  7. Thanks for the wonderful post, Maia. Many times in my dreams I had seen great mountains and a beautiful lake, and I saw an old and wise woman there, descending from the mountains to the lake to open something which in my heart I called “doors in the water”, some kind of passage to a higher dimension. I knew the lake was a magical place that could take me to different dimensions and to the inner Earth, and I also knew in my heart that the old woman was a priestess of some kind. She had come to live in these mountains after a great cataclysm had occurred to her land. She carried in her heart so much pain, which she needed to clean in the solitude of the mountains before being able to “open the doors” in the water and transform to a different dimension.

    I always thought these dreams were just that, dreams, or my imagination, since I am a writer. But a part of me always told me there was something true about it, that it really happened. I even made a poem based on this dream, and I called that woman “The White Goddess of the West”. When I read your post a while ago, I almost cried, because I realized I have been seeing this Mother Goddess in the Kunlun Mountains, close to the Black Sea. I could even see she had animals she took care of. I don’t know how accurate is this, but I saw horses and something similar to goats.

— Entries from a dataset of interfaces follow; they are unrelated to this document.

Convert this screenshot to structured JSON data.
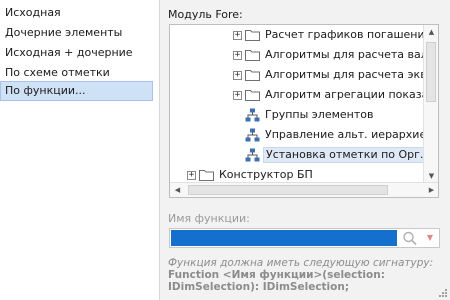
{
  "left_list": {
    "items": [
      {
        "label": "Исходная",
        "selected": false
      },
      {
        "label": "Дочерние элементы",
        "selected": false
      },
      {
        "label": "Исходная + дочерние",
        "selected": false
      },
      {
        "label": "По схеме отметки",
        "selected": false
      },
      {
        "label": "По функции...",
        "selected": true
      }
    ]
  },
  "module": {
    "label": "Модуль Fore:",
    "tree": [
      {
        "text": "Расчет графиков погашения фи",
        "icon": "folder-icon",
        "expander": "+"
      },
      {
        "text": "Алгоритмы для расчета валютн",
        "icon": "folder-icon",
        "expander": "+"
      },
      {
        "text": "Алгоритмы для расчета эквива",
        "icon": "folder-icon",
        "expander": "+"
      },
      {
        "text": "Алгоритм агрегации показателя",
        "icon": "folder-icon",
        "expander": "+"
      },
      {
        "text": "Группы элементов",
        "icon": "hierarchy-icon",
        "expander": ""
      },
      {
        "text": "Управление альт. иерархией",
        "icon": "hierarchy-icon",
        "expander": ""
      },
      {
        "text": "Установка отметки по Орг.стру",
        "icon": "hierarchy-icon",
        "expander": "",
        "selected": true
      },
      {
        "text": "Конструктор БП",
        "icon": "folder-icon",
        "expander": "+"
      }
    ]
  },
  "function": {
    "label": "Имя функции:",
    "value": "",
    "hint": "Функция должна иметь следующую сигнатуру:",
    "signature_line1": "Function <Имя функции>(selection:",
    "signature_line2": "IDimSelection): IDimSelection;"
  },
  "colors": {
    "selection": "#cfe1f5",
    "input_fill": "#1470cc",
    "disabled_text": "#9a9a9a"
  }
}
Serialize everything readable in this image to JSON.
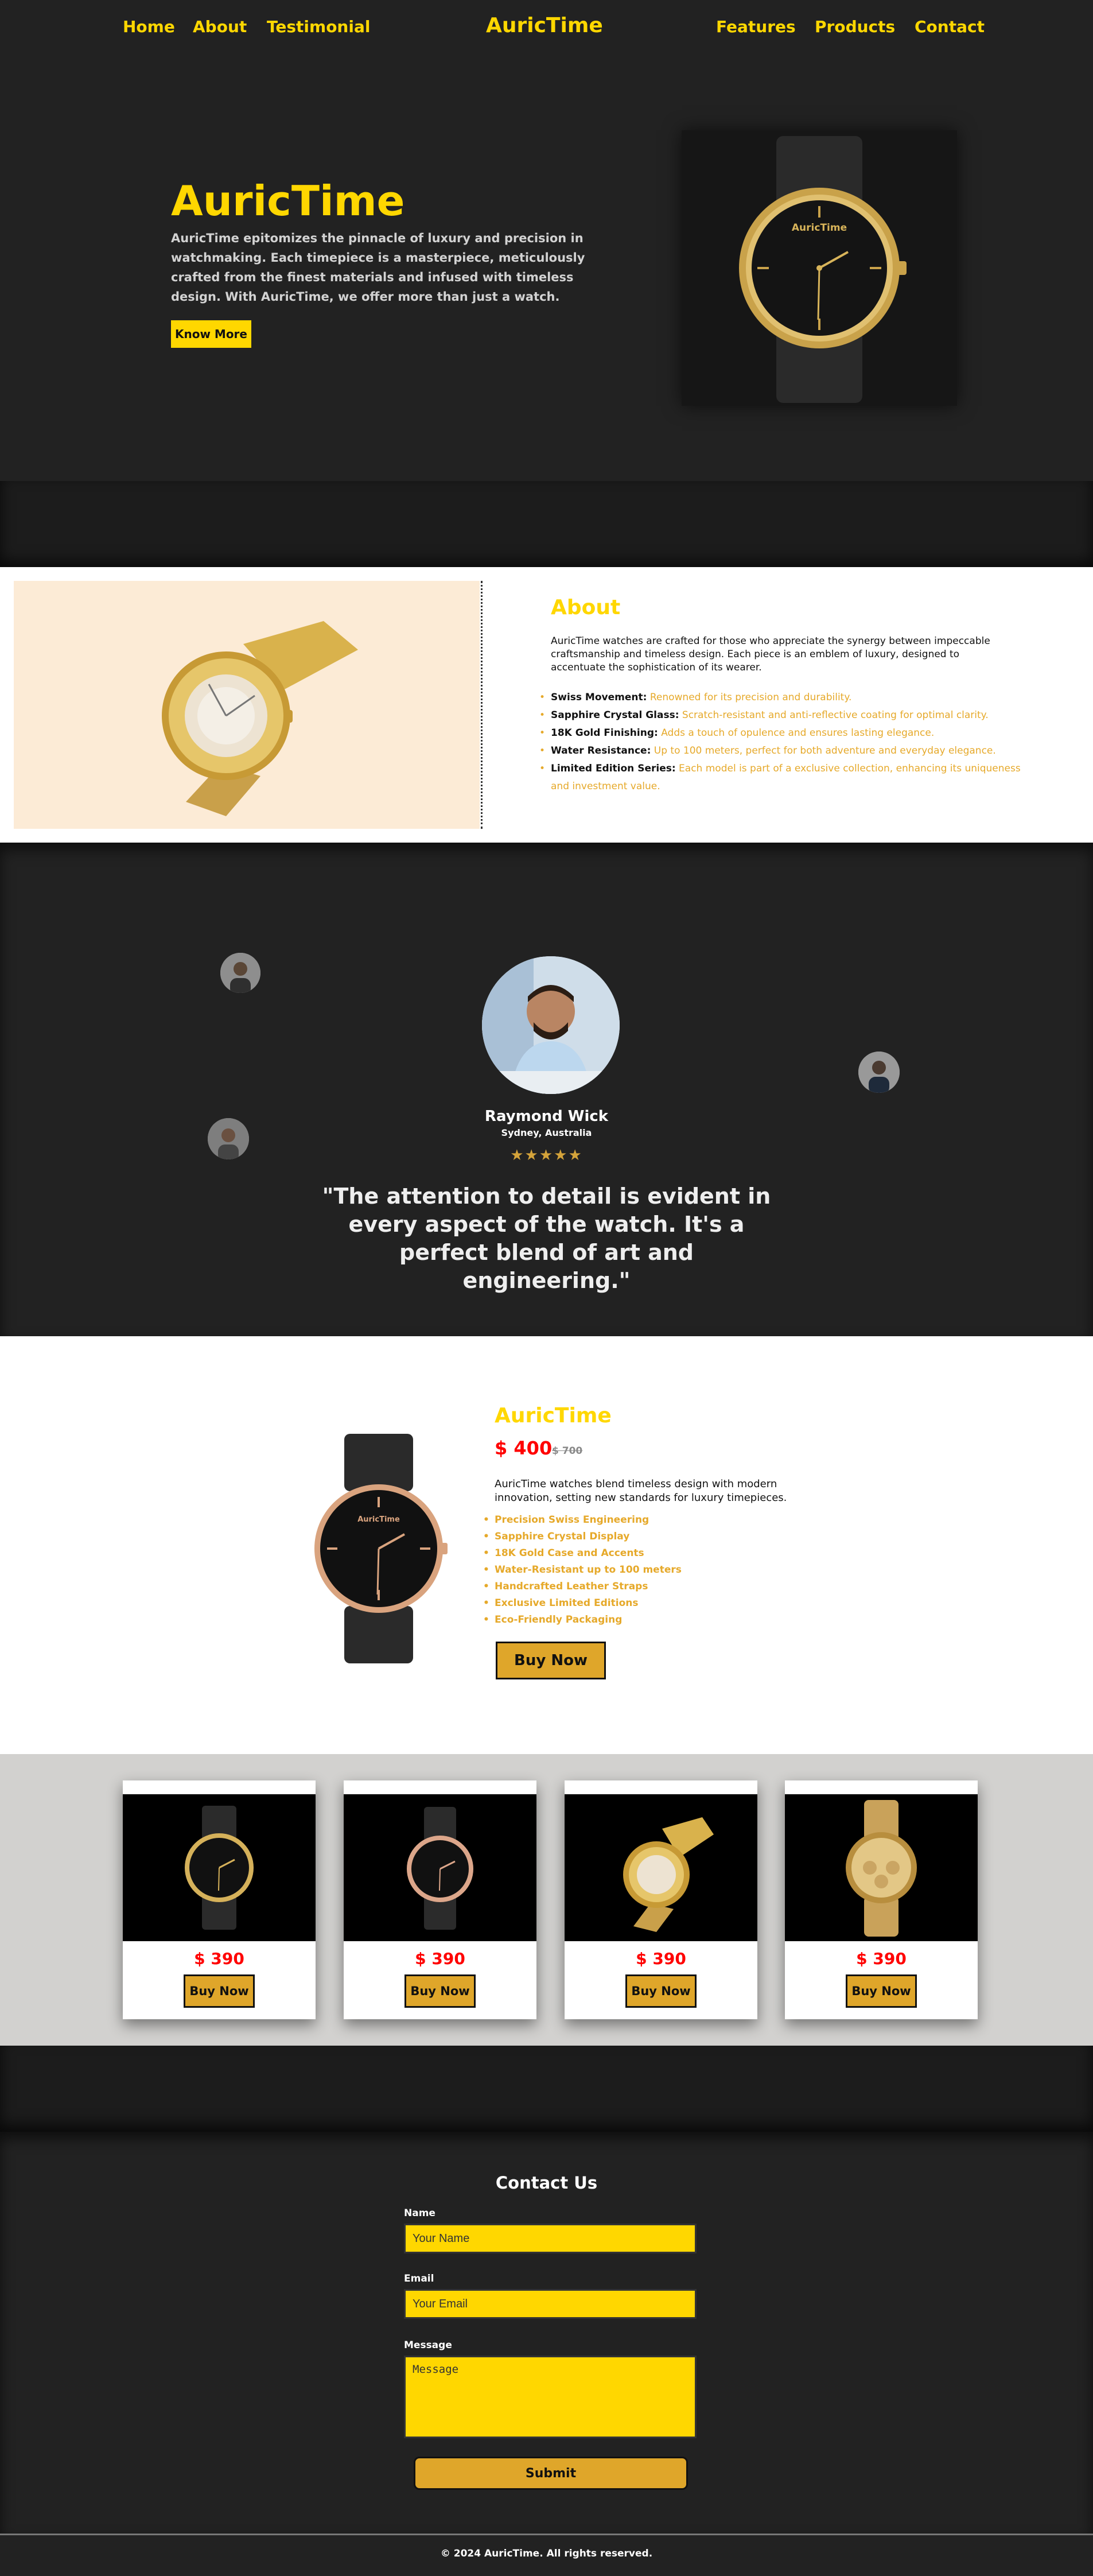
{
  "nav": {
    "links_left": [
      "Home",
      "About",
      "Testimonial"
    ],
    "brand": "AuricTime",
    "links_right": [
      "Features",
      "Products",
      "Contact"
    ]
  },
  "hero": {
    "title": "AuricTime",
    "text": "AuricTime epitomizes the pinnacle of luxury and precision in watchmaking. Each timepiece is a masterpiece, meticulously crafted from the finest materials and infused with timeless design. With AuricTime, we offer more than just a watch.",
    "button": "Know More",
    "watch_brand": "AuricTime"
  },
  "about": {
    "title": "About",
    "desc": "AuricTime watches are crafted for those who appreciate the synergy between impeccable craftsmanship and timeless design. Each piece is an emblem of luxury, designed to accentuate the sophistication of its wearer.",
    "items": [
      {
        "label": "Swiss Movement:",
        "text": "Renowned for its precision and durability."
      },
      {
        "label": "Sapphire Crystal Glass:",
        "text": "Scratch-resistant and anti-reflective coating for optimal clarity."
      },
      {
        "label": "18K Gold Finishing:",
        "text": "Adds a touch of opulence and ensures lasting elegance."
      },
      {
        "label": "Water Resistance:",
        "text": "Up to 100 meters, perfect for both adventure and everyday elegance."
      },
      {
        "label": "Limited Edition Series:",
        "text": "Each model is part of a exclusive collection, enhancing its uniqueness and investment value."
      }
    ]
  },
  "testimonial": {
    "name": "Raymond Wick",
    "location": "Sydney, Australia",
    "stars": "★★★★★",
    "rating": 4.5,
    "quote": "\"The attention to detail is evident in every aspect of the watch. It's a perfect blend of art and engineering.\""
  },
  "product": {
    "title": "AuricTime",
    "price": "$ 400",
    "old_price": "$ 700",
    "desc": "AuricTime watches blend timeless design with modern innovation, setting new standards for luxury timepieces.",
    "features": [
      "Precision Swiss Engineering",
      "Sapphire Crystal Display",
      "18K Gold Case and Accents",
      "Water-Resistant up to 100 meters",
      "Handcrafted Leather Straps",
      "Exclusive Limited Editions",
      "Eco-Friendly Packaging"
    ],
    "button": "Buy Now",
    "watch_brand": "AuricTime"
  },
  "cards": [
    {
      "price": "$ 390",
      "button": "Buy Now"
    },
    {
      "price": "$ 390",
      "button": "Buy Now"
    },
    {
      "price": "$ 390",
      "button": "Buy Now"
    },
    {
      "price": "$ 390",
      "button": "Buy Now"
    }
  ],
  "contact": {
    "title": "Contact Us",
    "name_label": "Name",
    "name_placeholder": "Your Name",
    "email_label": "Email",
    "email_placeholder": "Your Email",
    "message_label": "Message",
    "message_placeholder": "Message",
    "submit": "Submit"
  },
  "footer": {
    "text": "© 2024 AuricTime. All rights reserved."
  },
  "colors": {
    "accent": "#ffd700",
    "button": "#dfa62a",
    "price": "#ff0000",
    "background": "#222222"
  }
}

    Of course, when I see her, she is not a “supernatural” woman. She is a very wise human woman, but I know in my heart she “ascended” in the Black Sea. It was because of the wisdom she accomplished, the amazing story of her human life and her ascension in the Kunlun Mountains that she was considered a divine being and made a character of myth and legend. She was actually called “The Goddess of the Mountains” in very ancient times, or simply “The White Goddess”, but my heart tells me and I saw in my dreams that she was a human. An old woman that once was an orphan girl of lemurian origin. She suffered much in that reincarnation and she even lost a man she loved very much, he was the love of her life (and they had actually been together for many reincarnations, trying to love each other, but each time they had been separated somehow). He had died in some kind of war or tragedy during this reincarnation, and also the rest of her people were destroyed.

    That’s why she went to the mountains, because she lived in a time between times, a time of great change in planet Earth. She lost everything she had and she wanted to understand why. She wanted to understand pain, time and loss. S and she accomplished that understanding with her horses and her goats, working the land and being silent for many years.

    I somehow feel really close to this goddess and to this place, because I know in my heart I have been there, I have actually lived there. I can feel it. Thank you again for this great post!

  8. thank you so very much for that excellent article and information. will continue to follow and read your insights with great interest.

Leave a Reply

Fill in your details below or click an icon to log in:

WordPress.com Logo

You are commenting using your WordPress.com account. Log Out / Change )

Twitter picture

You are commenting using your Twitter account. Log Out / Change )

Facebook photo

You are commenting using your Facebook account. Log Out / Change )

Google+ photo

You are commenting using your Google+ account. Log Out / Change )

Connecting to %s